(1881 - 1949)

Daisies in the shade

Signed, upper right: Bernard B. de Monvel
Oil on canvas
23⅝ x 23⅝ in – 60 x 60 cm
Frame size
27½ x 27½ in - 69.8 x 69.8 cm
Height 3¹/₂ in (69.8 cm)
width 3¹/₂ in (69.8 cm)

Tel.: +44 (0)20 7839 7693


William J. Dobi, Connecticut;
Sotheby’s, New York, 29 September 1994, lot 190 (consigned by the above);
Barry Friedman Ltd., New York (acquired from the above);
Private collection, USA
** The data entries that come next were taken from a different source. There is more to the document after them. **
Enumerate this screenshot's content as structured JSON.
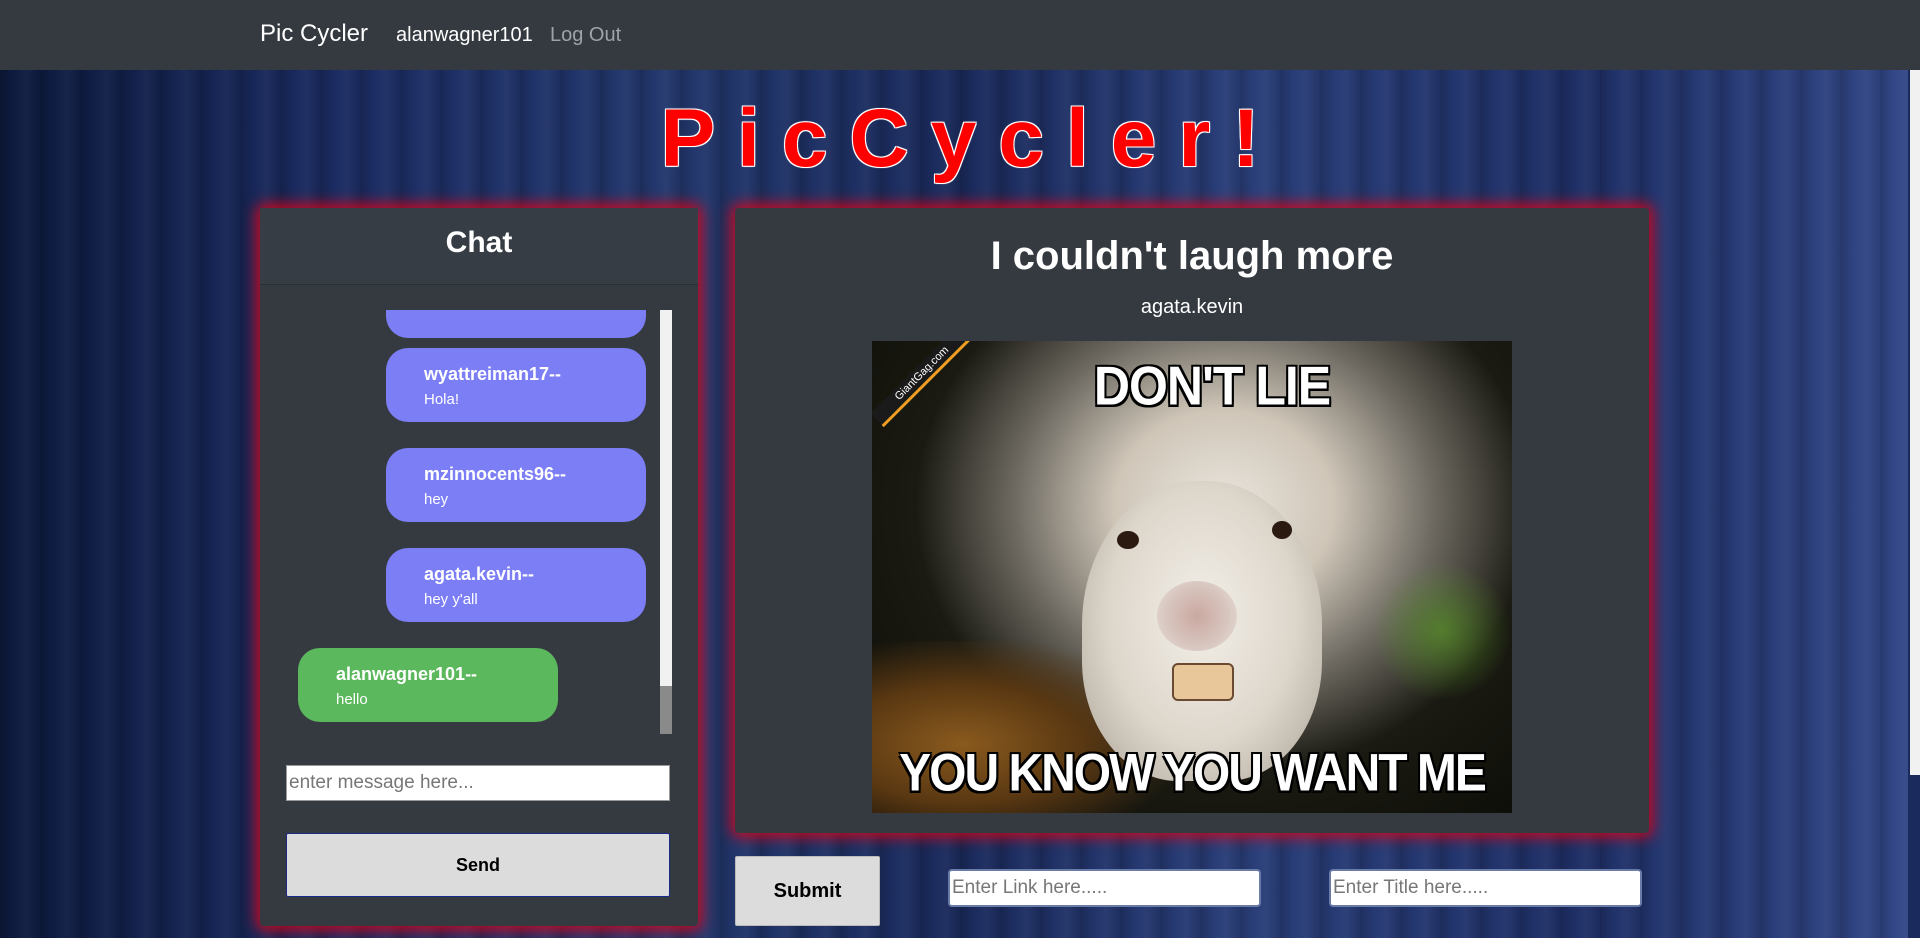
{
  "navbar": {
    "brand": "Pic Cycler",
    "username": "alanwagner101",
    "logout_label": "Log Out"
  },
  "logo_text": "PicCycler!",
  "chat": {
    "title": "Chat",
    "messages": [
      {
        "user": "",
        "text": "",
        "mine": false
      },
      {
        "user": "wyattreiman17--",
        "text": "Hola!",
        "mine": false
      },
      {
        "user": "mzinnocents96--",
        "text": "hey",
        "mine": false
      },
      {
        "user": "agata.kevin--",
        "text": "hey y'all",
        "mine": false
      },
      {
        "user": "alanwagner101--",
        "text": "hello",
        "mine": true
      }
    ],
    "input_placeholder": "enter message here...",
    "send_label": "Send"
  },
  "post": {
    "title": "I couldn't laugh more",
    "author": "agata.kevin",
    "meme_top_text": "DON'T LIE",
    "meme_bottom_text": "YOU KNOW YOU WANT ME",
    "meme_watermark": "GiantGag.com"
  },
  "submission": {
    "submit_label": "Submit",
    "link_placeholder": "Enter Link here.....",
    "title_placeholder": "Enter Title here....."
  },
  "colors": {
    "other_message_bubble": "#7b7ef5",
    "own_message_bubble": "#5cb85c",
    "panel_glow": "#e60014",
    "logo": "#ff0000"
  }
}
Bernard Boutet de Monvel was born in Paris in 1881, the son of Louis-Maurice Boutet de Monvel (1851-1913). His father was a painter of portraits, genre and historical subjects, but was well known above all as highly successful illustrator of childrens books. De Monvel followed in his father’s path. He studied under Luc-Olivier Merson (1846-1920), appointed Professor of the Académie des Beaux-Arts in 1891, a painter of historical works and under the sculptor Jean Dampt (1853-1946). He rapidly developed significant success as an etcher, and illustrator for numerous journals and magazines including ‘Journal des Dames et des Modes’ and ‘Gazette du Bon Ton’ As a painter he exhibited from 1903 at the Societe Nationalé des Beaux and from 1905, at the Salon d’Automne. It was in these early formative years of his career that Boutet de Monvel adopted what was to become a style closely associated with the Art Deco movement; a two dimensional clearly delineated style set in distinct planes. It was a style that was to become unmistakably distinctive and one that brought de Monvel significant success and recognition. He exhibited in Brussels and Copenhagen in 1911 and continued to exhibit in Paris. During the First World War, de Monvel was wounded at the Marne and on his recovery was posted to Salonika flying as an observer or bomb aimer and earning the Légion d'Honneur. In 1917 de Monvel was posted to Fez in Morocco and started again to paint, in addition working in Rabat and Marrakech, his work was to influence the Orientalist painter and friend Jacques Majorelle (1886-1962) and were exhibited at the Henri Barbazanges gallery in Paris with which de Monvel had a long relationship. Following the war, de Monvel again worked for magazines and journals including Vogue and Harpers Bazaar and exhibited portraits at the Société Nationale des Beaux-Arts. In 1919, he joined the newly formed Compagnie des Arts Français. The 1920’s saw him achieve real success in the USA, a retrospective was held in New York in 1926. As a portrait painter he received commissions from the elite of United States society, painting the Fricks, Mellons, Whitney’s, Du Pont’s, as well as Mrs Vincent Astor, Mrs Warren Pershing, W.K. Vanderbilt and the The Maharaja and Maharani of Indore. In the 1930’s he had a home in Palm Beach, where he and his wife and daughter entertained, and where he would garner new commissions. During the Second World War de Monvel remained in France; Paris and Nemours, painting some portraits and Parisian subjects. Post-war, he resumed his annual visits to the USA and in 1949 died in a plane crash in the Azores. A retrospective was held at the Musée des Beaux Arts in Paris in 1951 and in 1975 an exhibition of his work was held at the Luxembourg in Paris.

Bernard Boutet de Monvel